**REQUIRED WORK:** Whatever runs from the line with "Give me the" to the end of the records below must be copied exactly, with nothing else included.

______________________________

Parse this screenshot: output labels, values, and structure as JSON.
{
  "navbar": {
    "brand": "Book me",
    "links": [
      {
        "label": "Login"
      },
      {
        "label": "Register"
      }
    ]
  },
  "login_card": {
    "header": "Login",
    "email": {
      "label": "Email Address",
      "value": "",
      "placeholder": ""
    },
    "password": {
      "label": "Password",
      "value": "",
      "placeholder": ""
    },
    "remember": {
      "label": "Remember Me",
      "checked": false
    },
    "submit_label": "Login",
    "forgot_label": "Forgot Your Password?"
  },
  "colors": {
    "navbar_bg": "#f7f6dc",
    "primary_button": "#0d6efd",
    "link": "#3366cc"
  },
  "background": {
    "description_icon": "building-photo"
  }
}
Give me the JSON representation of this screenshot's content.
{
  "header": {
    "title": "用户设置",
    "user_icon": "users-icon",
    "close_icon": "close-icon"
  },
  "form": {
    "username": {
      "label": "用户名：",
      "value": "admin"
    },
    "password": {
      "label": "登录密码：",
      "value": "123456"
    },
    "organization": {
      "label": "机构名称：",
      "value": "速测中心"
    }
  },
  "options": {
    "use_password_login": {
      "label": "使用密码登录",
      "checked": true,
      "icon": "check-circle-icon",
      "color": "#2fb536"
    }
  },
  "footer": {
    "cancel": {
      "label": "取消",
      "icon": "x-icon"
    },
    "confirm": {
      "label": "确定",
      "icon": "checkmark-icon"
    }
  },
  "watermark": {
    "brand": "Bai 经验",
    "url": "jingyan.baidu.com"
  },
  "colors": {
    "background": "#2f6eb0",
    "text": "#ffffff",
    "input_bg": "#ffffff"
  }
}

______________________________

**SOLUTION TO THIS EXERCISE:**
Give me the JSON representation of this screenshot's content.
{
  "header": {
    "title": "用户设置",
    "user_icon": "users-icon",
    "close_icon": "close-icon"
  },
  "form": {
    "username": {
      "label": "用户名：",
      "value": "admin"
    },
    "password": {
      "label": "登录密码：",
      "value": "123456"
    },
    "organization": {
      "label": "机构名称：",
      "value": "速测中心"
    }
  },
  "options": {
    "use_password_login": {
      "label": "使用密码登录",
      "checked": true,
      "icon": "check-circle-icon",
      "color": "#2fb536"
    }
  },
  "footer": {
    "cancel": {
      "label": "取消",
      "icon": "x-icon"
    },
    "confirm": {
      "label": "确定",
      "icon": "checkmark-icon"
    }
  },
  "watermark": {
    "brand": "Bai 经验",
    "url": "jingyan.baidu.com"
  },
  "colors": {
    "background": "#2f6eb0",
    "text": "#ffffff",
    "input_bg": "#ffffff"
  }
}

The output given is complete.